## Exercise description:
Would you print the records below word for word, without the pictures?

Exercise data: Begin

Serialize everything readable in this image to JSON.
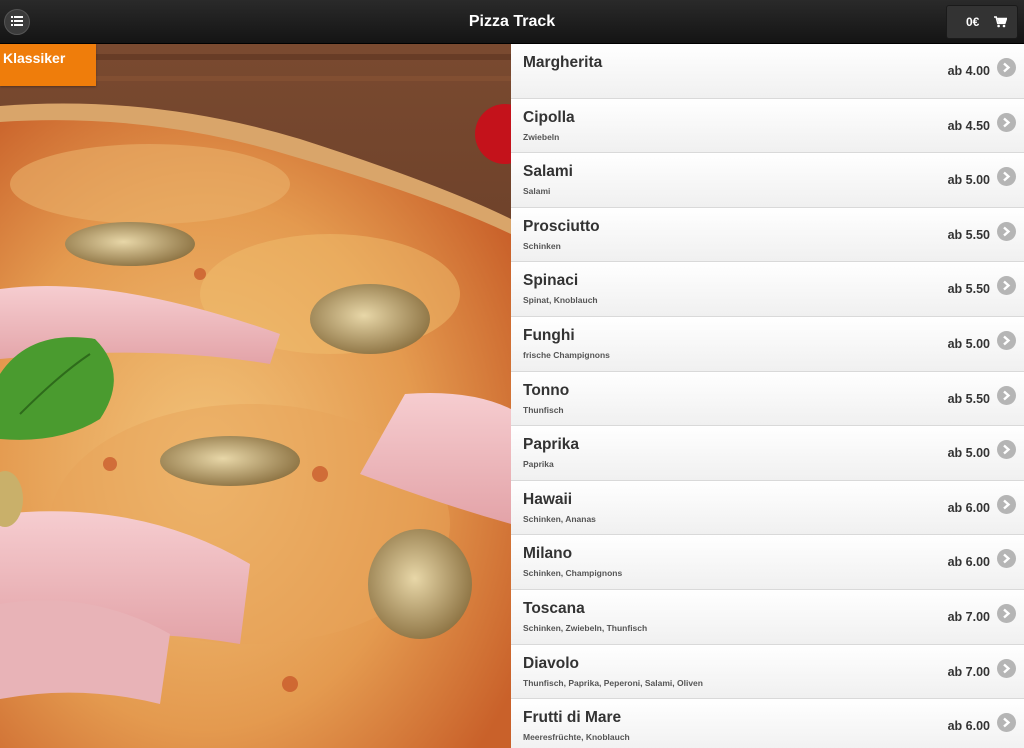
{
  "header": {
    "title": "Pizza Track",
    "menu_icon": "list-icon",
    "cart_total": "0€",
    "cart_icon": "shopping-cart-icon"
  },
  "category": {
    "label": "Klassiker"
  },
  "hero": {
    "image": "pizza-photo"
  },
  "colors": {
    "accent": "#ef7d0b",
    "header_bg": "#1c1c1c",
    "list_bg": "#f7f7f7"
  },
  "items": [
    {
      "name": "Margherita",
      "desc": "",
      "price": "ab 4.00"
    },
    {
      "name": "Cipolla",
      "desc": "Zwiebeln",
      "price": "ab 4.50"
    },
    {
      "name": "Salami",
      "desc": "Salami",
      "price": "ab 5.00"
    },
    {
      "name": "Prosciutto",
      "desc": "Schinken",
      "price": "ab 5.50"
    },
    {
      "name": "Spinaci",
      "desc": "Spinat, Knoblauch",
      "price": "ab 5.50"
    },
    {
      "name": "Funghi",
      "desc": "frische Champignons",
      "price": "ab 5.00"
    },
    {
      "name": "Tonno",
      "desc": "Thunfisch",
      "price": "ab 5.50"
    },
    {
      "name": "Paprika",
      "desc": "Paprika",
      "price": "ab 5.00"
    },
    {
      "name": "Hawaii",
      "desc": "Schinken, Ananas",
      "price": "ab 6.00"
    },
    {
      "name": "Milano",
      "desc": "Schinken, Champignons",
      "price": "ab 6.00"
    },
    {
      "name": "Toscana",
      "desc": "Schinken, Zwiebeln, Thunfisch",
      "price": "ab 7.00"
    },
    {
      "name": "Diavolo",
      "desc": "Thunfisch, Paprika, Peperoni, Salami, Oliven",
      "price": "ab 7.00"
    },
    {
      "name": "Frutti di Mare",
      "desc": "Meeresfrüchte, Knoblauch",
      "price": "ab 6.00"
    }
  ]
}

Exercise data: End

## Exercise output:
Serialize everything readable in this image to JSON.
{
  "header": {
    "title": "Pizza Track",
    "menu_icon": "list-icon",
    "cart_total": "0€",
    "cart_icon": "shopping-cart-icon"
  },
  "category": {
    "label": "Klassiker"
  },
  "hero": {
    "image": "pizza-photo"
  },
  "colors": {
    "accent": "#ef7d0b",
    "header_bg": "#1c1c1c",
    "list_bg": "#f7f7f7"
  },
  "items": [
    {
      "name": "Margherita",
      "desc": "",
      "price": "ab 4.00"
    },
    {
      "name": "Cipolla",
      "desc": "Zwiebeln",
      "price": "ab 4.50"
    },
    {
      "name": "Salami",
      "desc": "Salami",
      "price": "ab 5.00"
    },
    {
      "name": "Prosciutto",
      "desc": "Schinken",
      "price": "ab 5.50"
    },
    {
      "name": "Spinaci",
      "desc": "Spinat, Knoblauch",
      "price": "ab 5.50"
    },
    {
      "name": "Funghi",
      "desc": "frische Champignons",
      "price": "ab 5.00"
    },
    {
      "name": "Tonno",
      "desc": "Thunfisch",
      "price": "ab 5.50"
    },
    {
      "name": "Paprika",
      "desc": "Paprika",
      "price": "ab 5.00"
    },
    {
      "name": "Hawaii",
      "desc": "Schinken, Ananas",
      "price": "ab 6.00"
    },
    {
      "name": "Milano",
      "desc": "Schinken, Champignons",
      "price": "ab 6.00"
    },
    {
      "name": "Toscana",
      "desc": "Schinken, Zwiebeln, Thunfisch",
      "price": "ab 7.00"
    },
    {
      "name": "Diavolo",
      "desc": "Thunfisch, Paprika, Peperoni, Salami, Oliven",
      "price": "ab 7.00"
    },
    {
      "name": "Frutti di Mare",
      "desc": "Meeresfrüchte, Knoblauch",
      "price": "ab 6.00"
    }
  ]
}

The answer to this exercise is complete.